** Extracted entries follows **

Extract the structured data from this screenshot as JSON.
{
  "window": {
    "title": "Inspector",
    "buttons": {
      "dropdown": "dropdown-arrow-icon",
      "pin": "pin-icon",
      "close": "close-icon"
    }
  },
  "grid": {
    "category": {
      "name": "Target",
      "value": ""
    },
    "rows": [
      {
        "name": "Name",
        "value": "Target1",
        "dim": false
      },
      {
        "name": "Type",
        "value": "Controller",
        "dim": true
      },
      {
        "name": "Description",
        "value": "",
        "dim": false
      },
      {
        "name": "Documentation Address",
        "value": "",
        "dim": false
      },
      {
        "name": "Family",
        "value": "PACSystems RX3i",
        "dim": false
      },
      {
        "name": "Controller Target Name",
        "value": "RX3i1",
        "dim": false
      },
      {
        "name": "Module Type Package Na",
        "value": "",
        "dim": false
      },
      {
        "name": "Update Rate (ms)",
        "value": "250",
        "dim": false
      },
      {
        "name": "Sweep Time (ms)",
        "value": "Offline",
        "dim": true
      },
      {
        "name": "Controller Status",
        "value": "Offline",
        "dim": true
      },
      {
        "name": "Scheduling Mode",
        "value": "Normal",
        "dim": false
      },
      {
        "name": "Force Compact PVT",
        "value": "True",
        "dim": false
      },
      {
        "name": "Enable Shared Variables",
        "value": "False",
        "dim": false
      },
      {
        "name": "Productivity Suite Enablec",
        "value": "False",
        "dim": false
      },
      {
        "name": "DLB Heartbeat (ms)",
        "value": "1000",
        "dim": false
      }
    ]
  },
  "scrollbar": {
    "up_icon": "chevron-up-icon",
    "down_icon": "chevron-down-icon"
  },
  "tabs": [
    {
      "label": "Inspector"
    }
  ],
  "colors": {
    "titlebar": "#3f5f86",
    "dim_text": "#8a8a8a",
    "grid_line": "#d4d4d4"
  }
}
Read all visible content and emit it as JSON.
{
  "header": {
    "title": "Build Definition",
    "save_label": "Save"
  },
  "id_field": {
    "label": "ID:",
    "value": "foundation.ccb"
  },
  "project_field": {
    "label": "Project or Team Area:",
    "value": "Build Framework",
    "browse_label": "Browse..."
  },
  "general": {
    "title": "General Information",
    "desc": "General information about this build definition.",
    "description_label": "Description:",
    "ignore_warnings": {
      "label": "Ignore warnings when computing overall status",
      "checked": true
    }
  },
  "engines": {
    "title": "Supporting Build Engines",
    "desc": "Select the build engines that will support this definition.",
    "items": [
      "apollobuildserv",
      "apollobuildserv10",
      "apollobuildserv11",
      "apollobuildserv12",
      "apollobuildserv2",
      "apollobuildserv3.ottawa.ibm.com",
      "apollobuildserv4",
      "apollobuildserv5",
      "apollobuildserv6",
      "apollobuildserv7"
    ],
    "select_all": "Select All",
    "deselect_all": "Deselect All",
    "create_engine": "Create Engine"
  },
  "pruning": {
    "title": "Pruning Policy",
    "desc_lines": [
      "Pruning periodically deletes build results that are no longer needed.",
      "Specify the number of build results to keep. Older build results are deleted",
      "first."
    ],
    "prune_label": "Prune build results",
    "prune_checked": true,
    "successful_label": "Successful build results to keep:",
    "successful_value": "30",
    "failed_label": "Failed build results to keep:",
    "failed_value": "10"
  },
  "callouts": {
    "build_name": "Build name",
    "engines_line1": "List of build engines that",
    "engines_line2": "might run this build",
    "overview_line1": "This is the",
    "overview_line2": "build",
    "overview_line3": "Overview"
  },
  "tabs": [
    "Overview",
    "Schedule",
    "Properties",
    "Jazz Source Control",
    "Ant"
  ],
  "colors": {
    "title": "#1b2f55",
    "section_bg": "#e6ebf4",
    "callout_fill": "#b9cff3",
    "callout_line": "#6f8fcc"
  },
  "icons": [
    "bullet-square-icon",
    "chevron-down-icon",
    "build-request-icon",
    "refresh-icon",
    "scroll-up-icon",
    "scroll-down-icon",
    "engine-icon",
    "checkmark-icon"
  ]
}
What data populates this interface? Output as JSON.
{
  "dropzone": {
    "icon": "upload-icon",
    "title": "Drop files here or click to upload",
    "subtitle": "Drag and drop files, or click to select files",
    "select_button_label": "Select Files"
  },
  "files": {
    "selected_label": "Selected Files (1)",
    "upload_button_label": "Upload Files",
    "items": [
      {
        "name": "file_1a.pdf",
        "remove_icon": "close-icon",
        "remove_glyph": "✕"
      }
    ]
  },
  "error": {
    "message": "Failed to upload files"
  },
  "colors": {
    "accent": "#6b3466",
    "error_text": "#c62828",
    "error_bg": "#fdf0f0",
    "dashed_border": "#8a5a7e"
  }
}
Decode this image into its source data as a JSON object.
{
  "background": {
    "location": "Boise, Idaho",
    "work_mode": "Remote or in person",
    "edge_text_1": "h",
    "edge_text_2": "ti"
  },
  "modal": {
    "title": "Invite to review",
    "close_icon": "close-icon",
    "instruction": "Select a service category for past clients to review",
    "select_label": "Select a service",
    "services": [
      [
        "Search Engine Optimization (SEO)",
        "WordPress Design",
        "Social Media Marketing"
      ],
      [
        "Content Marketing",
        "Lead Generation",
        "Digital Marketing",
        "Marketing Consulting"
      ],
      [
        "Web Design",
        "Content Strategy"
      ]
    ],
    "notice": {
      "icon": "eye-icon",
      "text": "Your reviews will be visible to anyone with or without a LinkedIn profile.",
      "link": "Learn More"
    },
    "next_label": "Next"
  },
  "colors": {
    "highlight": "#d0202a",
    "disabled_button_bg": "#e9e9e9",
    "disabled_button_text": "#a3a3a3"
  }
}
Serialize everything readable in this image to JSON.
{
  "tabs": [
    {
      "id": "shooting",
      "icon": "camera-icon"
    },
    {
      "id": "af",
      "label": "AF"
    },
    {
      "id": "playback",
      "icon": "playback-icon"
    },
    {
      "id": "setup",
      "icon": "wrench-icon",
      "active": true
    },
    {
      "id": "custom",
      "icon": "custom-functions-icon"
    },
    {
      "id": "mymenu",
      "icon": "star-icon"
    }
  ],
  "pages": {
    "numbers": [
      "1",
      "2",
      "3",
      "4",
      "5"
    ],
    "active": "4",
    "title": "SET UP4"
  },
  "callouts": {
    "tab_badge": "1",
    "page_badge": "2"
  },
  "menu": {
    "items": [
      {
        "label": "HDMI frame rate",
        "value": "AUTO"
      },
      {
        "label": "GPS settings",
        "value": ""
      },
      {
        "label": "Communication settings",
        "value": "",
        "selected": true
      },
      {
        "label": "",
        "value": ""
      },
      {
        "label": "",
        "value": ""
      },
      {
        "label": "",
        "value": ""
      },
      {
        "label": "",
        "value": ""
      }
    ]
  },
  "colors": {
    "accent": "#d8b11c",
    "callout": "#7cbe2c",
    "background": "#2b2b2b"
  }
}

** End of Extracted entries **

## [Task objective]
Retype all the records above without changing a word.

## [Response below]
Extract the structured data from this screenshot as JSON.
{
  "window": {
    "title": "Inspector",
    "buttons": {
      "dropdown": "dropdown-arrow-icon",
      "pin": "pin-icon",
      "close": "close-icon"
    }
  },
  "grid": {
    "category": {
      "name": "Target",
      "value": ""
    },
    "rows": [
      {
        "name": "Name",
        "value": "Target1",
        "dim": false
      },
      {
        "name": "Type",
        "value": "Controller",
        "dim": true
      },
      {
        "name": "Description",
        "value": "",
        "dim": false
      },
      {
        "name": "Documentation Address",
        "value": "",
        "dim": false
      },
      {
        "name": "Family",
        "value": "PACSystems RX3i",
        "dim": false
      },
      {
        "name": "Controller Target Name",
        "value": "RX3i1",
        "dim": false
      },
      {
        "name": "Module Type Package Na",
        "value": "",
        "dim": false
      },
      {
        "name": "Update Rate (ms)",
        "value": "250",
        "dim": false
      },
      {
        "name": "Sweep Time (ms)",
        "value": "Offline",
        "dim": true
      },
      {
        "name": "Controller Status",
        "value": "Offline",
        "dim": true
      },
      {
        "name": "Scheduling Mode",
        "value": "Normal",
        "dim": false
      },
      {
        "name": "Force Compact PVT",
        "value": "True",
        "dim": false
      },
      {
        "name": "Enable Shared Variables",
        "value": "False",
        "dim": false
      },
      {
        "name": "Productivity Suite Enablec",
        "value": "False",
        "dim": false
      },
      {
        "name": "DLB Heartbeat (ms)",
        "value": "1000",
        "dim": false
      }
    ]
  },
  "scrollbar": {
    "up_icon": "chevron-up-icon",
    "down_icon": "chevron-down-icon"
  },
  "tabs": [
    {
      "label": "Inspector"
    }
  ],
  "colors": {
    "titlebar": "#3f5f86",
    "dim_text": "#8a8a8a",
    "grid_line": "#d4d4d4"
  }
}
Read all visible content and emit it as JSON.
{
  "header": {
    "title": "Build Definition",
    "save_label": "Save"
  },
  "id_field": {
    "label": "ID:",
    "value": "foundation.ccb"
  },
  "project_field": {
    "label": "Project or Team Area:",
    "value": "Build Framework",
    "browse_label": "Browse..."
  },
  "general": {
    "title": "General Information",
    "desc": "General information about this build definition.",
    "description_label": "Description:",
    "ignore_warnings": {
      "label": "Ignore warnings when computing overall status",
      "checked": true
    }
  },
  "engines": {
    "title": "Supporting Build Engines",
    "desc": "Select the build engines that will support this definition.",
    "items": [
      "apollobuildserv",
      "apollobuildserv10",
      "apollobuildserv11",
      "apollobuildserv12",
      "apollobuildserv2",
      "apollobuildserv3.ottawa.ibm.com",
      "apollobuildserv4",
      "apollobuildserv5",
      "apollobuildserv6",
      "apollobuildserv7"
    ],
    "select_all": "Select All",
    "deselect_all": "Deselect All",
    "create_engine": "Create Engine"
  },
  "pruning": {
    "title": "Pruning Policy",
    "desc_lines": [
      "Pruning periodically deletes build results that are no longer needed.",
      "Specify the number of build results to keep. Older build results are deleted",
      "first."
    ],
    "prune_label": "Prune build results",
    "prune_checked": true,
    "successful_label": "Successful build results to keep:",
    "successful_value": "30",
    "failed_label": "Failed build results to keep:",
    "failed_value": "10"
  },
  "callouts": {
    "build_name": "Build name",
    "engines_line1": "List of build engines that",
    "engines_line2": "might run this build",
    "overview_line1": "This is the",
    "overview_line2": "build",
    "overview_line3": "Overview"
  },
  "tabs": [
    "Overview",
    "Schedule",
    "Properties",
    "Jazz Source Control",
    "Ant"
  ],
  "colors": {
    "title": "#1b2f55",
    "section_bg": "#e6ebf4",
    "callout_fill": "#b9cff3",
    "callout_line": "#6f8fcc"
  },
  "icons": [
    "bullet-square-icon",
    "chevron-down-icon",
    "build-request-icon",
    "refresh-icon",
    "scroll-up-icon",
    "scroll-down-icon",
    "engine-icon",
    "checkmark-icon"
  ]
}
What data populates this interface? Output as JSON.
{
  "dropzone": {
    "icon": "upload-icon",
    "title": "Drop files here or click to upload",
    "subtitle": "Drag and drop files, or click to select files",
    "select_button_label": "Select Files"
  },
  "files": {
    "selected_label": "Selected Files (1)",
    "upload_button_label": "Upload Files",
    "items": [
      {
        "name": "file_1a.pdf",
        "remove_icon": "close-icon",
        "remove_glyph": "✕"
      }
    ]
  },
  "error": {
    "message": "Failed to upload files"
  },
  "colors": {
    "accent": "#6b3466",
    "error_text": "#c62828",
    "error_bg": "#fdf0f0",
    "dashed_border": "#8a5a7e"
  }
}
Decode this image into its source data as a JSON object.
{
  "background": {
    "location": "Boise, Idaho",
    "work_mode": "Remote or in person",
    "edge_text_1": "h",
    "edge_text_2": "ti"
  },
  "modal": {
    "title": "Invite to review",
    "close_icon": "close-icon",
    "instruction": "Select a service category for past clients to review",
    "select_label": "Select a service",
    "services": [
      [
        "Search Engine Optimization (SEO)",
        "WordPress Design",
        "Social Media Marketing"
      ],
      [
        "Content Marketing",
        "Lead Generation",
        "Digital Marketing",
        "Marketing Consulting"
      ],
      [
        "Web Design",
        "Content Strategy"
      ]
    ],
    "notice": {
      "icon": "eye-icon",
      "text": "Your reviews will be visible to anyone with or without a LinkedIn profile.",
      "link": "Learn More"
    },
    "next_label": "Next"
  },
  "colors": {
    "highlight": "#d0202a",
    "disabled_button_bg": "#e9e9e9",
    "disabled_button_text": "#a3a3a3"
  }
}
Serialize everything readable in this image to JSON.
{
  "tabs": [
    {
      "id": "shooting",
      "icon": "camera-icon"
    },
    {
      "id": "af",
      "label": "AF"
    },
    {
      "id": "playback",
      "icon": "playback-icon"
    },
    {
      "id": "setup",
      "icon": "wrench-icon",
      "active": true
    },
    {
      "id": "custom",
      "icon": "custom-functions-icon"
    },
    {
      "id": "mymenu",
      "icon": "star-icon"
    }
  ],
  "pages": {
    "numbers": [
      "1",
      "2",
      "3",
      "4",
      "5"
    ],
    "active": "4",
    "title": "SET UP4"
  },
  "callouts": {
    "tab_badge": "1",
    "page_badge": "2"
  },
  "menu": {
    "items": [
      {
        "label": "HDMI frame rate",
        "value": "AUTO"
      },
      {
        "label": "GPS settings",
        "value": ""
      },
      {
        "label": "Communication settings",
        "value": "",
        "selected": true
      },
      {
        "label": "",
        "value": ""
      },
      {
        "label": "",
        "value": ""
      },
      {
        "label": "",
        "value": ""
      },
      {
        "label": "",
        "value": ""
      }
    ]
  },
  "colors": {
    "accent": "#d8b11c",
    "callout": "#7cbe2c",
    "background": "#2b2b2b"
  }
}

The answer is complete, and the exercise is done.